“I have accumulated five significant losses in a span of three years,” Fitzkee writes, “and in some ways, I continue to recover from the depths of despair.” I knew right at this line that I would not be a detached, observational reader of her book. I knew that I would also be reflecting on my own journey in dealing with loss, grief, and healing.

Fitzkee gives brief descriptions of the New Age movement and mindfulness. Both have had a significant impact on her life. In reference to the first, she acknowledges that “some of the coping skills I explore are not main stream but they offer a change in focus and as a result, a better understanding of human existence by looking within and discovering what we have always known to be true.”

I am a Christian, so I have a different belief system, but I respect and recognize that this is Fitzkee’s experience. These off-the-beaten-path techniques are how she attains peace, becomes centered and connected, and draws her hope and strength when dealing with enormous sadness and setbacks.

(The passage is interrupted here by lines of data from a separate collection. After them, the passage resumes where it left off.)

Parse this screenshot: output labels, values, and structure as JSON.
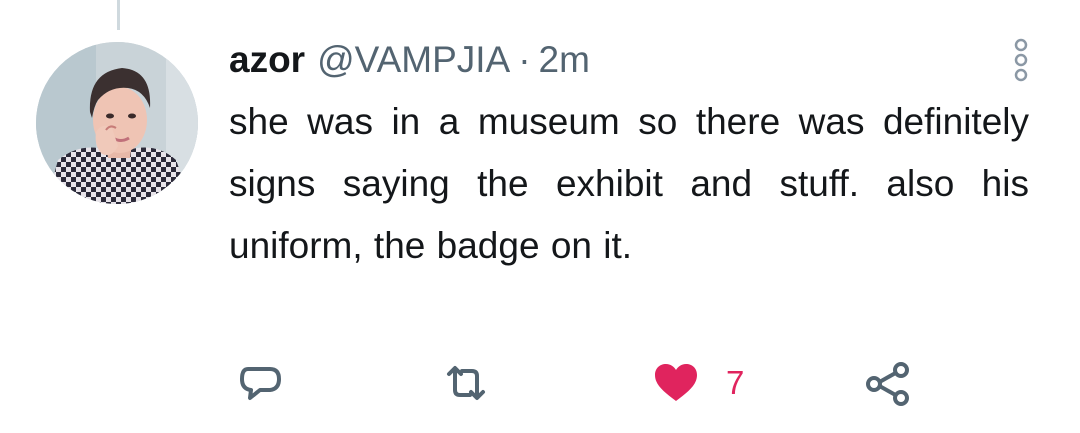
{
  "tweet": {
    "display_name": "azor",
    "handle": "@VAMPJIA",
    "separator": "·",
    "time": "2m",
    "text": "she was in a museum so there was definitely signs saying the exhibit and stuff. also his uniform, the badge on it."
  },
  "actions": {
    "reply_icon": "reply-icon",
    "retweet_icon": "retweet-icon",
    "like_icon": "heart-icon",
    "like_count": "7",
    "share_icon": "share-icon",
    "liked": true
  },
  "colors": {
    "like_accent": "#e0245e",
    "icon_gray": "#536471",
    "text": "#14171a",
    "thread_line": "#cfd9de"
  }
}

Fitzkee has also chosen to serve others during the course of her work. “I became the parent to others that I wanted to have,” she writes. “I chose career paths that allowed me to express this whether I was a teacher, coach, counselor, therapist, or mentor.” Here, she courageously opens the door to her heart through journaling, which is a widely used practice for stress reduction, reflection, and problem-solving regardless of one’s spiritual or religious beliefs or affiliations. Her entries — which we as readers can explore — reveal her professional and personal experiences, identity, discoveries, pain, joys, and desires. We learn about some of her experiences as a school counselor, and as “Mom” to two dogs.

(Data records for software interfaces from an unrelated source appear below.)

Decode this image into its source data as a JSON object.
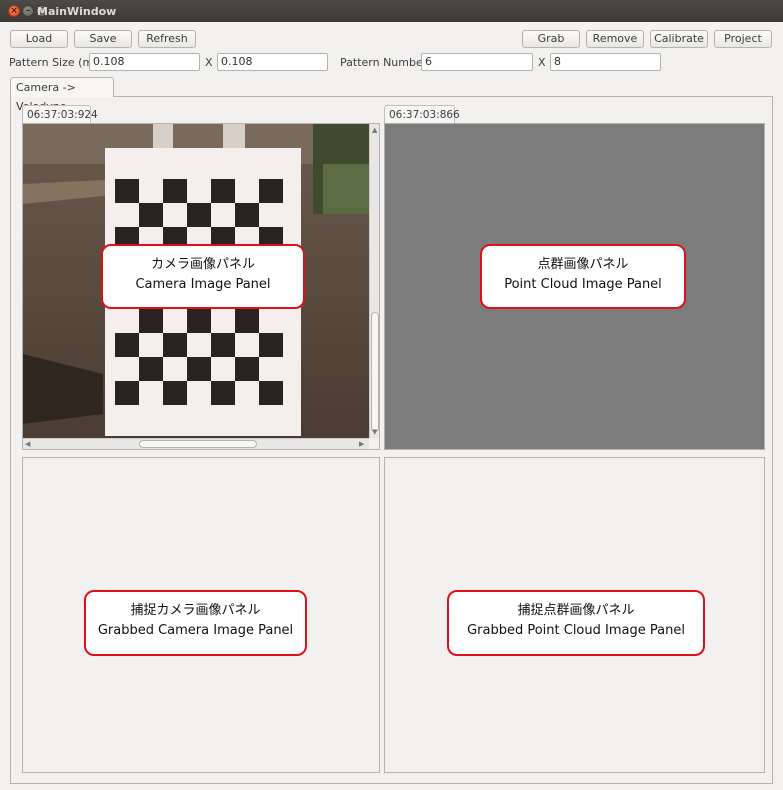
{
  "window": {
    "title": "MainWindow"
  },
  "toolbar": {
    "load_label": "Load",
    "save_label": "Save",
    "refresh_label": "Refresh",
    "grab_label": "Grab",
    "remove_label": "Remove",
    "calibrate_label": "Calibrate",
    "project_label": "Project"
  },
  "pattern": {
    "size_label": "Pattern Size (m)",
    "size_x": "0.108",
    "size_sep": "X",
    "size_y": "0.108",
    "number_label": "Pattern Number",
    "number_x": "6",
    "number_sep": "X",
    "number_y": "8"
  },
  "tabs": [
    {
      "label": "Camera -> Velodyne"
    }
  ],
  "camera_panel": {
    "timestamp": "06:37:03:924"
  },
  "pointcloud_panel": {
    "timestamp": "06:37:03:866"
  },
  "callouts": {
    "camera_jp": "カメラ画像パネル",
    "camera_en": "Camera Image Panel",
    "pointcloud_jp": "点群画像パネル",
    "pointcloud_en": "Point Cloud Image Panel",
    "grabbed_camera_jp": "捕捉カメラ画像パネル",
    "grabbed_camera_en": "Grabbed Camera Image Panel",
    "grabbed_pointcloud_jp": "捕捉点群画像パネル",
    "grabbed_pointcloud_en": "Grabbed Point Cloud Image Panel"
  },
  "colors": {
    "callout_border": "#e0101a",
    "pointcloud_bg": "#7c7c7c",
    "titlebar": "#3b3a36"
  }
}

Fitzkee also reflects on her past, present, and future relationships. She uses spirit guides, channeled writing, and other approaches that may sound mystical to some readers but that Fitzkee finds help her learn about herself. Since she also incorporates mindfulness and centering on a daily basis, she gravitates toward “living in the moment.”

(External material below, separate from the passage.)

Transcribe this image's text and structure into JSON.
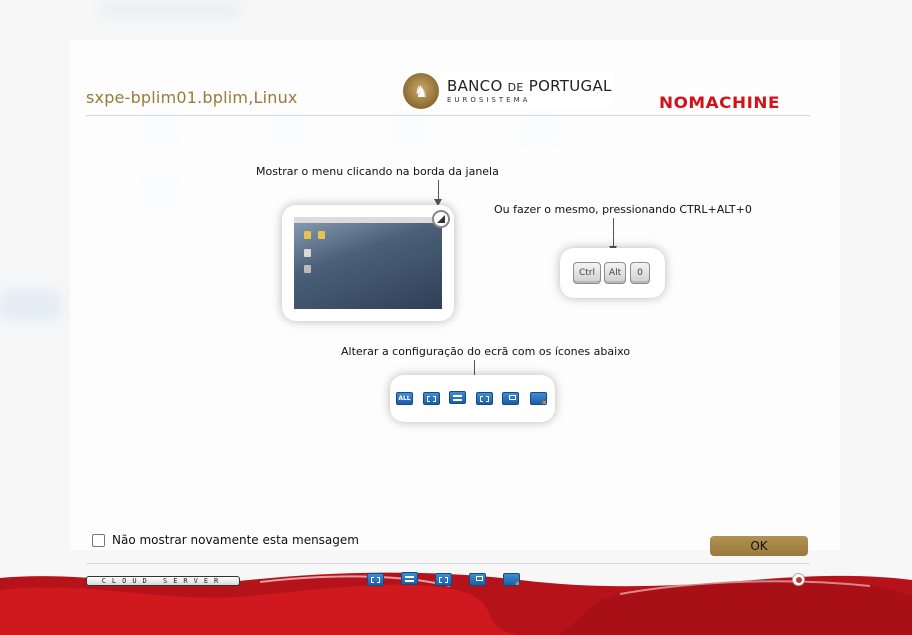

I know from my own experience that grief and loss are huge forces in our lives, often leaving us with a bruised heart and emotional scars. However, I’ve found, if and when you’re open to healing, your heart and soul will slowly begin to slough off the layers of pain. Then, almost by surprise, you find that you have the ability and stamina to live and love again.

There are not too many people in this world who willingly invite strangers into their painful journey through grief, but Fitzkee is one of them. I am thankful for the way she graciously allows us to see this process unfold in her life, and to share the things that mean the most not only to her, but to all of us.

Conversations With My Soul: Stories and Reflections on Life, Death, and Love After Loss
Balboa Press, October 2014
Paperback, 118 pages